*** Opening Supplied information ***

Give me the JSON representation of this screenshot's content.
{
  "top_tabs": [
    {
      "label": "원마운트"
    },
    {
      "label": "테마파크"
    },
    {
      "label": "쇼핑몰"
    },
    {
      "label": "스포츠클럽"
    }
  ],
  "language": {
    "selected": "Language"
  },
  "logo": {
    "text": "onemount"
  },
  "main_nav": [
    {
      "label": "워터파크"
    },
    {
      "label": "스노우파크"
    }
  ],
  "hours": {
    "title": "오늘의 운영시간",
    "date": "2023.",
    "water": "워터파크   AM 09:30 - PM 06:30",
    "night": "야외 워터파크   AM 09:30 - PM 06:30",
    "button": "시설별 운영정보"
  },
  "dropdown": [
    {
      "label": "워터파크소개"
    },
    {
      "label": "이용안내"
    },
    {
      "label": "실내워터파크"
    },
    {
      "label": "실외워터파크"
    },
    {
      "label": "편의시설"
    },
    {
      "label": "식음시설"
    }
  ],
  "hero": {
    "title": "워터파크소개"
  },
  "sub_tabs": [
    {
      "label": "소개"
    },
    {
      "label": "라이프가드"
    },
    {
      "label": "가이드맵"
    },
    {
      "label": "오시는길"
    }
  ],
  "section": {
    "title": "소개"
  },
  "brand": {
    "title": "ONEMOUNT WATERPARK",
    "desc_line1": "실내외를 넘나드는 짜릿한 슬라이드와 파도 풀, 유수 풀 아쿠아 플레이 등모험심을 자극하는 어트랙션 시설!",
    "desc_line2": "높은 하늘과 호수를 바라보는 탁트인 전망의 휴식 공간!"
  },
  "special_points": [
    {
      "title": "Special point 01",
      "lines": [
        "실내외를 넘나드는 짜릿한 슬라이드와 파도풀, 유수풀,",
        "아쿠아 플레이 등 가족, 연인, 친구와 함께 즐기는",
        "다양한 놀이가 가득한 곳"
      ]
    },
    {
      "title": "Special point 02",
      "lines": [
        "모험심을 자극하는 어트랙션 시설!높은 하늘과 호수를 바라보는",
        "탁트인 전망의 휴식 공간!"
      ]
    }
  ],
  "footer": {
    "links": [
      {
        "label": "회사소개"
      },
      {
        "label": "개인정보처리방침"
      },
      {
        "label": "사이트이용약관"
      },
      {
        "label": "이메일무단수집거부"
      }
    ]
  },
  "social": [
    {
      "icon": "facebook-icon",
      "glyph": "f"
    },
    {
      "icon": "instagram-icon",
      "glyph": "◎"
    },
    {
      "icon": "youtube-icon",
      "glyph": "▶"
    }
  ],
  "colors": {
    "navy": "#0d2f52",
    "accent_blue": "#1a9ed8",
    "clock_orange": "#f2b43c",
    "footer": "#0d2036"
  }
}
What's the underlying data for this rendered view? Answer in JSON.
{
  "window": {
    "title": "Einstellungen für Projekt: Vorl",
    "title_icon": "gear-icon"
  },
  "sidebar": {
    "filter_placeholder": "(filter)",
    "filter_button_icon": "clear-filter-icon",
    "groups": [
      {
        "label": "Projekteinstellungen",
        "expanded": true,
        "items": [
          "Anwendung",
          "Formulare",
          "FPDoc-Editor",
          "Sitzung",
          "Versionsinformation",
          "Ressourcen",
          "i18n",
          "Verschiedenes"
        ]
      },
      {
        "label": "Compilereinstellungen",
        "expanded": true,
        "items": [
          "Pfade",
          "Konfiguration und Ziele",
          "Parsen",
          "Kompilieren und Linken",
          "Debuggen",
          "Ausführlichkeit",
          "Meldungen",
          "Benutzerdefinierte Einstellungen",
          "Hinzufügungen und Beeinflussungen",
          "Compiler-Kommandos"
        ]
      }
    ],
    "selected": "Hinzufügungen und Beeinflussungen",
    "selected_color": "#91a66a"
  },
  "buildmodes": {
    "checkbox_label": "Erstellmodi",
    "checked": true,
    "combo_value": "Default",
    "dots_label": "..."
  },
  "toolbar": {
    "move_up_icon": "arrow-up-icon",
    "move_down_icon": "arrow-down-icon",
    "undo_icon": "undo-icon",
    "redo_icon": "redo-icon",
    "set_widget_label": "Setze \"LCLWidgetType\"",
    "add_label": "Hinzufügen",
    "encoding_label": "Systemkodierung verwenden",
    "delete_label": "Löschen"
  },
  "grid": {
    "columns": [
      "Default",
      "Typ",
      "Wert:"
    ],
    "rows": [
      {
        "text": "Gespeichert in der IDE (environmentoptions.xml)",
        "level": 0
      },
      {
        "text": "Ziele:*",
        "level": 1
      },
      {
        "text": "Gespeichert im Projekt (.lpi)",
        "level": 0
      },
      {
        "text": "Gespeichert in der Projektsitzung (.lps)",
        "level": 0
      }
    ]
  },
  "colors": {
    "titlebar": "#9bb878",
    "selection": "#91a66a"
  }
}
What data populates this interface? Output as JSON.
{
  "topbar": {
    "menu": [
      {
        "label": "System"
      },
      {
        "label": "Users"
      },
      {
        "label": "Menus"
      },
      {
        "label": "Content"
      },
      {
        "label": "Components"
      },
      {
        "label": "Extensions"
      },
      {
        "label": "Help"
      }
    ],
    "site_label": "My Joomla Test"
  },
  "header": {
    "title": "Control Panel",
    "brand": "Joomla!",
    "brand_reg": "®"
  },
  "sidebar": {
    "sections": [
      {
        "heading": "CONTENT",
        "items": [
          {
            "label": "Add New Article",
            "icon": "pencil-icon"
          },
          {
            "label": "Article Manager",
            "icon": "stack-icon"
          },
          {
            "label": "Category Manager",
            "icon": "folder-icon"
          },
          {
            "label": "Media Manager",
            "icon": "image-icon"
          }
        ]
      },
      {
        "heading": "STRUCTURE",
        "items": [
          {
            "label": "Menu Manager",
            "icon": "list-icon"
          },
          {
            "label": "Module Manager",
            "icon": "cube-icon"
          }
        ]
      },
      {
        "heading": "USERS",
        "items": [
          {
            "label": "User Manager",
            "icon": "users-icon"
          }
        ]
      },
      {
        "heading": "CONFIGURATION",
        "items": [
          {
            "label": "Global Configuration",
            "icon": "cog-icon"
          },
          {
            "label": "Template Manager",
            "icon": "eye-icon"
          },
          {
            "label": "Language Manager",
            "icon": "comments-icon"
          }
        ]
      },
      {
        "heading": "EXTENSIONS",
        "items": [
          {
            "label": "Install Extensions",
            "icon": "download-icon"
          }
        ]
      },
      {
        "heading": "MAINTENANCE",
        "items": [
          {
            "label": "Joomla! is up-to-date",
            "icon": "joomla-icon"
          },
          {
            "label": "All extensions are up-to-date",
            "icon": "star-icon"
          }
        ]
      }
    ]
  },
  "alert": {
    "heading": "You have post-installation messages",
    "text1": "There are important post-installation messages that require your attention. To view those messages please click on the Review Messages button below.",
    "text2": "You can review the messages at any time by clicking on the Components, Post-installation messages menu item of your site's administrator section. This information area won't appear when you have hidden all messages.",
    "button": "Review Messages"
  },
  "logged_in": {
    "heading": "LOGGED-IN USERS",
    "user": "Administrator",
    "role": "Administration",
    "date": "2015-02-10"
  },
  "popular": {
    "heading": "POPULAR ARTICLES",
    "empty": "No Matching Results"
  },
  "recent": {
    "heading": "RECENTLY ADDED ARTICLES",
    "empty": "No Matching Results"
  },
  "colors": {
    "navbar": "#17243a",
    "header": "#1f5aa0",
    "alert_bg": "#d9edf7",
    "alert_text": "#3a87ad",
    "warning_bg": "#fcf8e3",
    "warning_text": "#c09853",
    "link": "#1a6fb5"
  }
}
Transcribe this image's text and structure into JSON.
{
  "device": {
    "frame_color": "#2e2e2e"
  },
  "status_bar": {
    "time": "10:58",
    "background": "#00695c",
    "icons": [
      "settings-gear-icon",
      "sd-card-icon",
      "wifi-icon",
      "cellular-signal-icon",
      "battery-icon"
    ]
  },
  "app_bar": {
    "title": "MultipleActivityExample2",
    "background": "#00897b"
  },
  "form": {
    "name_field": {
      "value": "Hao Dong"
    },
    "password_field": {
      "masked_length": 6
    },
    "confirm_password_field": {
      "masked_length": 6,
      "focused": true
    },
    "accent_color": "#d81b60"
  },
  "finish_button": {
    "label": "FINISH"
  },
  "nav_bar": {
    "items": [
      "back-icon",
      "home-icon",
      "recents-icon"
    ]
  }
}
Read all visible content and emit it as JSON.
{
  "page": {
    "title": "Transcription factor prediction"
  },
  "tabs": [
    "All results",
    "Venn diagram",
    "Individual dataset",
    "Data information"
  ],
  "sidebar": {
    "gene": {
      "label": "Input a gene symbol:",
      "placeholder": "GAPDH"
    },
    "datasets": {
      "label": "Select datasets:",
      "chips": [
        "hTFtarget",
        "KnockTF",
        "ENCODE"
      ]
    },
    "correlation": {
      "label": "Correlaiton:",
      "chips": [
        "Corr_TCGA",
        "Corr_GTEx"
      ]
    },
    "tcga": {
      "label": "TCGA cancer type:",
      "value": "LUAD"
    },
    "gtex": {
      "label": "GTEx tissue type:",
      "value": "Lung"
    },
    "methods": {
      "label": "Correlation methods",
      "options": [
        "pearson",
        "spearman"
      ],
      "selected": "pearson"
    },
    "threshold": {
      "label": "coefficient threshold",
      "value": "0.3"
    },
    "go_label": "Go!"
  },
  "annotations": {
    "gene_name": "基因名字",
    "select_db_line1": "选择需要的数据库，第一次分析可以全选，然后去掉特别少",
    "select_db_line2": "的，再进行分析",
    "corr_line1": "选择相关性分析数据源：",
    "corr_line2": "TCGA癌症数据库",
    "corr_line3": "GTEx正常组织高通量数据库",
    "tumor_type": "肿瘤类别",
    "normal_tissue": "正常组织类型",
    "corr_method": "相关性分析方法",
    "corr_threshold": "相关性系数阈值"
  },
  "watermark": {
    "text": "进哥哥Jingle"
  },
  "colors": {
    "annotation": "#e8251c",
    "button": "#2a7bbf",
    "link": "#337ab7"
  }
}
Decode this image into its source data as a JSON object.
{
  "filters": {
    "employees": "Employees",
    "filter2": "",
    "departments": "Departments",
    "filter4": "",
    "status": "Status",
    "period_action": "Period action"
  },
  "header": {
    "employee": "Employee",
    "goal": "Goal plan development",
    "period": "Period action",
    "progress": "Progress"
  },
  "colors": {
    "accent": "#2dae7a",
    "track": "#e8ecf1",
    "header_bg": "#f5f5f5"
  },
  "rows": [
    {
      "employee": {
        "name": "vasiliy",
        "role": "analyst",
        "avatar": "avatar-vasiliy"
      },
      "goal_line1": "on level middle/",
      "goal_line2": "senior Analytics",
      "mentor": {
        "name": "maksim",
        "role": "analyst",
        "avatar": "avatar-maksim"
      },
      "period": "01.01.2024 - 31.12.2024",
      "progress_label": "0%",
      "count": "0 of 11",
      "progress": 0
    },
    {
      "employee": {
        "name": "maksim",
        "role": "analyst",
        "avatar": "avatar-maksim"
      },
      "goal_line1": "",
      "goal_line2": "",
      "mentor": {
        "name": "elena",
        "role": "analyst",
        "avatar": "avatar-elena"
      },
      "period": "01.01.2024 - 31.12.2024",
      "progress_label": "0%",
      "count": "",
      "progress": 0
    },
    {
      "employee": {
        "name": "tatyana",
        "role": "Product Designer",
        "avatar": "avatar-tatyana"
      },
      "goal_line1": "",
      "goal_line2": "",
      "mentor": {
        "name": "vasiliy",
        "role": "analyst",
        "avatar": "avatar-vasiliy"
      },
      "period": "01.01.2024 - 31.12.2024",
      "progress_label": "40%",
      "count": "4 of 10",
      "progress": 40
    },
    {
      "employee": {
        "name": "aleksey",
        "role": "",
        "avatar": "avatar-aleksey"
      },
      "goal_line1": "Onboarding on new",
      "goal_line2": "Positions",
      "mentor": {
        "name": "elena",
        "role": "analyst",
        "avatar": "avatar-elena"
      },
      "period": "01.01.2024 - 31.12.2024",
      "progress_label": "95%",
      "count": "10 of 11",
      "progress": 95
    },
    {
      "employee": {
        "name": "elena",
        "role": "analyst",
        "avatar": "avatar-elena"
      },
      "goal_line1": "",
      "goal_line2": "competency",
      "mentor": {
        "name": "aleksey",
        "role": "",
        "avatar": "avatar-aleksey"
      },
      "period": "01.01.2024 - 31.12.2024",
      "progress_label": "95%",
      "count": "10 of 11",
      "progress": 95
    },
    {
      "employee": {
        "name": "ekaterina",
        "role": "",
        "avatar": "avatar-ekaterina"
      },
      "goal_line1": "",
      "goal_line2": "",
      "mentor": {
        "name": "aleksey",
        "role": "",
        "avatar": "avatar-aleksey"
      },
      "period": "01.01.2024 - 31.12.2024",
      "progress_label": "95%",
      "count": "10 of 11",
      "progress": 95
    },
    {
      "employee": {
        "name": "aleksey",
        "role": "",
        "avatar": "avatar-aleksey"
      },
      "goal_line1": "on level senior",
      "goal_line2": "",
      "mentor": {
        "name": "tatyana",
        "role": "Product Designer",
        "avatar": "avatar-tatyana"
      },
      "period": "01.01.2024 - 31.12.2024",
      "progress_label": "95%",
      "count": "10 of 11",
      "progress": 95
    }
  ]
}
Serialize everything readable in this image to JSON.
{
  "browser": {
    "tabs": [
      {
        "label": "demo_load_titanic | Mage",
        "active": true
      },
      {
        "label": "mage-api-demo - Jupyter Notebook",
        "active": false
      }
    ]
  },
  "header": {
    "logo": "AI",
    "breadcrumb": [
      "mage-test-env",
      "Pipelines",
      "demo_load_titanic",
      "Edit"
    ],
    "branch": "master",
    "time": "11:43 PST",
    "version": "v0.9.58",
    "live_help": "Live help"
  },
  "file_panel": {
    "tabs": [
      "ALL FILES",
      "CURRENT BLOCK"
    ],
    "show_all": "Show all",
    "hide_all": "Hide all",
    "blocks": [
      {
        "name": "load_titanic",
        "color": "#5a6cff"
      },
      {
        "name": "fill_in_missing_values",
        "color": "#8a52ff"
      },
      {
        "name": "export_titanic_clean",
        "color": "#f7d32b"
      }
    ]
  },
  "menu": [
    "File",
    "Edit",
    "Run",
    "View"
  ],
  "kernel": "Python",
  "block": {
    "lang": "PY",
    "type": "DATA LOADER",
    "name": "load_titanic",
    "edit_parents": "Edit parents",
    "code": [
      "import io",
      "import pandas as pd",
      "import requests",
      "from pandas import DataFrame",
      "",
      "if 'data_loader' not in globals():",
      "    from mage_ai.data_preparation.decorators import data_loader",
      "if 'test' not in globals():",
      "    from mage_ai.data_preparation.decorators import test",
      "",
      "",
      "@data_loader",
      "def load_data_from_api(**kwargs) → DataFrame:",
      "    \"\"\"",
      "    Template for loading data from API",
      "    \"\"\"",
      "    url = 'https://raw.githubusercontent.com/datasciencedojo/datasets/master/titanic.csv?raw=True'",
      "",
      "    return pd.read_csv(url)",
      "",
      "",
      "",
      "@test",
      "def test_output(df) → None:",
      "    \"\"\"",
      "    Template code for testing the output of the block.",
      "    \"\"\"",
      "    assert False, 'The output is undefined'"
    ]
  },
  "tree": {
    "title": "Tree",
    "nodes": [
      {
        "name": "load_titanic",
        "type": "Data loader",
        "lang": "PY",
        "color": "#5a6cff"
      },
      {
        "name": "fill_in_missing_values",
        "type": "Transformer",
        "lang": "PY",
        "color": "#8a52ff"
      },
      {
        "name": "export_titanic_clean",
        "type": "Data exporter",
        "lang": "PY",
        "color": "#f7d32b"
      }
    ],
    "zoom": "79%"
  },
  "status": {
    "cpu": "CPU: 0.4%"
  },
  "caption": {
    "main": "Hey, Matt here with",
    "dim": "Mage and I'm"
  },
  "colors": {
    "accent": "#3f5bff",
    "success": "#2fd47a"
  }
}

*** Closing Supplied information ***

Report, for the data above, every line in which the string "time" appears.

    "text2": "You can review the messages at any time by clicking on the Components, Post-installation messages menu item of your site's administrator section. This information area won't appear when you have hidden all messages.",
    "time": "10:58",
    "time": "11:43 PST",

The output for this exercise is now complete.